In the Board of Supervisors' contentious redistricting, two districts--2 on the south side and 5 on the west side and in Sam Hughes--gained Mexican-American population. District 2, represented for 13 and a half years by Democrat Dan Eckstrom, became the first minority-majority district since the board expanded to five.
The plan also wiped out a southwest-side bloc of Mexican-American and Native-American voters from District 3, represented by Democrat Sharon Bronson. That move will diminish the ability of a Mexican-Americans to win in a Democratic primary, although the under-funded and absent (due to family illness) Richard Pacheco came close last year.
Chicano activist Salomon Baldenegro, who now writes a regular column in Gannett's Tucson Citizen, was on the redistricting committee and gave a defensive discourse on the plan--criticized for its Democrat-only preparation--and ridiculed Republicans, saying they could hardly complain and that they were hardly the party of Mexican-Americans.
Republican Supervisor Raymond Carroll, a Chicago Irish kid, took exception, noting that his wife's family is Hispanic and Republican.
But they are the rare finds in the nearly-all-white Tucson Country Club Estates, also home to Republican Party Chairman John Munger, a Tucson attorney who is to be credited with lighting a fire under Republicans to nail two seats on the City Council in last month's election.
Munger has got a problem.
As a pillar under Republican Mayor Bob Walkup, he is pushing for metro-area annexation. Will he start with his home in the Tucson Country Club Estates? (It is worth noting that its streets are public, and as then-City Attorney Fred Dean said in 1990, not even a moat could stop the public from Tucson Country Club Estates.)
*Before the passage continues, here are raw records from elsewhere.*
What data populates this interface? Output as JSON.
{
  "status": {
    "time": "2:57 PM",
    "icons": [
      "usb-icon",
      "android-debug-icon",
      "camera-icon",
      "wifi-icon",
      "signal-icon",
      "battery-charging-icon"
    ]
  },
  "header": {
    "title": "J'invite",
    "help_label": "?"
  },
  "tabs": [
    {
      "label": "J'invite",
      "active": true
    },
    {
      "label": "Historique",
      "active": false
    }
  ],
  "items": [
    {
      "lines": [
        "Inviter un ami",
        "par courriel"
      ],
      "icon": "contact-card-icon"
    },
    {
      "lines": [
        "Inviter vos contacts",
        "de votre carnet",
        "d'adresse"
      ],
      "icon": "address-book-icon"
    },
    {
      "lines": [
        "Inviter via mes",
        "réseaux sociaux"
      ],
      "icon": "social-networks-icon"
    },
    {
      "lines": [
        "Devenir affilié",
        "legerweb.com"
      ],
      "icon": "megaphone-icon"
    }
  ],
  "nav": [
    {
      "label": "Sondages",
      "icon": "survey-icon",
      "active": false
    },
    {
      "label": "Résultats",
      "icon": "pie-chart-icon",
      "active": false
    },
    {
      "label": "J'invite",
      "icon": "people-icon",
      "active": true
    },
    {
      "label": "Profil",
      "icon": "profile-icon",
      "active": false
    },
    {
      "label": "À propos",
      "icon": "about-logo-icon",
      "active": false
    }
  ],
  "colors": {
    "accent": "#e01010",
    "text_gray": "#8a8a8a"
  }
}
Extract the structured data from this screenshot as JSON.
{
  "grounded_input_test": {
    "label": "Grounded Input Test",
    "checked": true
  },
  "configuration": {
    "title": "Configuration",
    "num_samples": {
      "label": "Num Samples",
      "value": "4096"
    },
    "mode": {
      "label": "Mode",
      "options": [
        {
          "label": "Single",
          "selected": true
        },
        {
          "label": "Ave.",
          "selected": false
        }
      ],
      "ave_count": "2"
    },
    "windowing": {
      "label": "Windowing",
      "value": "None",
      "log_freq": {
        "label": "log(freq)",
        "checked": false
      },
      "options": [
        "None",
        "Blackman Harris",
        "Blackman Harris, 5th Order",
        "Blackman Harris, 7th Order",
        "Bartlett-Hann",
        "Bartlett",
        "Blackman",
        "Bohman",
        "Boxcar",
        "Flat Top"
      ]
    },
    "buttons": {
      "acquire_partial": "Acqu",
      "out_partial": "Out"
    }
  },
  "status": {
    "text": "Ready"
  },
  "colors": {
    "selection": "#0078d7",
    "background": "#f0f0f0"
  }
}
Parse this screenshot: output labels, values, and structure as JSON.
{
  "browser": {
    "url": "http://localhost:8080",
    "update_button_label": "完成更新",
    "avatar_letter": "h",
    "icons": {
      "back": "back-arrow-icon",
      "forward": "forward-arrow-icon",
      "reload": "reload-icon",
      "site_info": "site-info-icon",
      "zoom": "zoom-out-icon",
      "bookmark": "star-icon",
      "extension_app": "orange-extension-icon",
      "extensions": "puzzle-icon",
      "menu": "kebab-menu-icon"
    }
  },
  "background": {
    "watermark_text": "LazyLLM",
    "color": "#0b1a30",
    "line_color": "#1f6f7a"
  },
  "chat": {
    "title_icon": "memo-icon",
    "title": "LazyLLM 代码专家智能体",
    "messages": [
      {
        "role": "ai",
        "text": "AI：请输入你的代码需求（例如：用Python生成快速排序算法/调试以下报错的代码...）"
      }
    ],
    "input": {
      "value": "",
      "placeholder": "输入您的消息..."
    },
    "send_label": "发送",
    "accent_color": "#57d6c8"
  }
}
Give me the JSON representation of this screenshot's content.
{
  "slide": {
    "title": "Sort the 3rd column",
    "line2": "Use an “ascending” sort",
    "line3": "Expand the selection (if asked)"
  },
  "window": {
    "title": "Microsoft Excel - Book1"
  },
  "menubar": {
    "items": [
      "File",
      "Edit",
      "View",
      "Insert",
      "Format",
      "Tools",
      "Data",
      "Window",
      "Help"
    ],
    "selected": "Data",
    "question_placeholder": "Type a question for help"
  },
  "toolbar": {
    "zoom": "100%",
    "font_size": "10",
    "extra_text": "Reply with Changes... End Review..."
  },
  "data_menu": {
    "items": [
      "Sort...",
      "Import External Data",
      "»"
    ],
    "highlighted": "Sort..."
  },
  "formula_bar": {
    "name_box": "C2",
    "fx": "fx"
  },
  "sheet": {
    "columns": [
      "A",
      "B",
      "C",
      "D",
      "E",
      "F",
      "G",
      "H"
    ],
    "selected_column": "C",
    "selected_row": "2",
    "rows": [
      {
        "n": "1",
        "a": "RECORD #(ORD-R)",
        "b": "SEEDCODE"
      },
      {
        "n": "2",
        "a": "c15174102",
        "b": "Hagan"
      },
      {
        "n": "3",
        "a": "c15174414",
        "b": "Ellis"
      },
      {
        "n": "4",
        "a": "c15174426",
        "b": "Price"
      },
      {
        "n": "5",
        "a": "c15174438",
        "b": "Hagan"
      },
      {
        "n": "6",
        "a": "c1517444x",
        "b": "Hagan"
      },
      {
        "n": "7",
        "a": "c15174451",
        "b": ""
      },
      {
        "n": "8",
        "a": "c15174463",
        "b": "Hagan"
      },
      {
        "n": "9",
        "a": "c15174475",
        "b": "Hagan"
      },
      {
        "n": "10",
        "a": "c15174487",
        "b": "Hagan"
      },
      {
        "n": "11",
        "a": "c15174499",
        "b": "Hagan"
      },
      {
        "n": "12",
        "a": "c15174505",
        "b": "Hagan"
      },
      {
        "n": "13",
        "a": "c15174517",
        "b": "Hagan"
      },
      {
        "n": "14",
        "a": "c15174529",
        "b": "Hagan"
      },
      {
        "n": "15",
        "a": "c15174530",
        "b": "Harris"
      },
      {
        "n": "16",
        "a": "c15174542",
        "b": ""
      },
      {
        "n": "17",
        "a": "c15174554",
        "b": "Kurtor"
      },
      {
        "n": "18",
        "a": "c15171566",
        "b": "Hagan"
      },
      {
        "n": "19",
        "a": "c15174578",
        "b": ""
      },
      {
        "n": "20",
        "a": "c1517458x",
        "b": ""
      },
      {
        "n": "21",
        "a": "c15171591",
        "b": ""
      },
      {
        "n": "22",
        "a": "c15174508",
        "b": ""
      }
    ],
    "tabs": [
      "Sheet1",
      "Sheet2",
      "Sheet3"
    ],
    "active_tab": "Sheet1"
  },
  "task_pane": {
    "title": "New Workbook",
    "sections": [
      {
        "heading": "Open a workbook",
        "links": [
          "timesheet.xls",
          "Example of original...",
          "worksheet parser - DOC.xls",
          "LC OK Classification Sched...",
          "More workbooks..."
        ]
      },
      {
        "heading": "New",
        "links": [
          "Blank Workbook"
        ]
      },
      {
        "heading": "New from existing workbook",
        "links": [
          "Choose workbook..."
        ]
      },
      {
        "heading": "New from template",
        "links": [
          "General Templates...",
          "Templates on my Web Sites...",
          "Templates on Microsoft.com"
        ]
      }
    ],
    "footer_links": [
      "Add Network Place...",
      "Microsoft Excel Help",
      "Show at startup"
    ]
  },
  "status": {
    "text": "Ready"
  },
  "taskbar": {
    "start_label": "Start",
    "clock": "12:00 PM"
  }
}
Munger's neighborhood has fiercely fought annexation. The last go-round was in 1990, when backers of their precious country club led the resistance.
And as the county GOP boss, Munger is being told--by heavies Jim Click, also a Tucson Country Club resident, and Bob McMahon--to add color to the party. Specifically, they told him at a gathering at McMahon's Prime Steak House, to brown it up.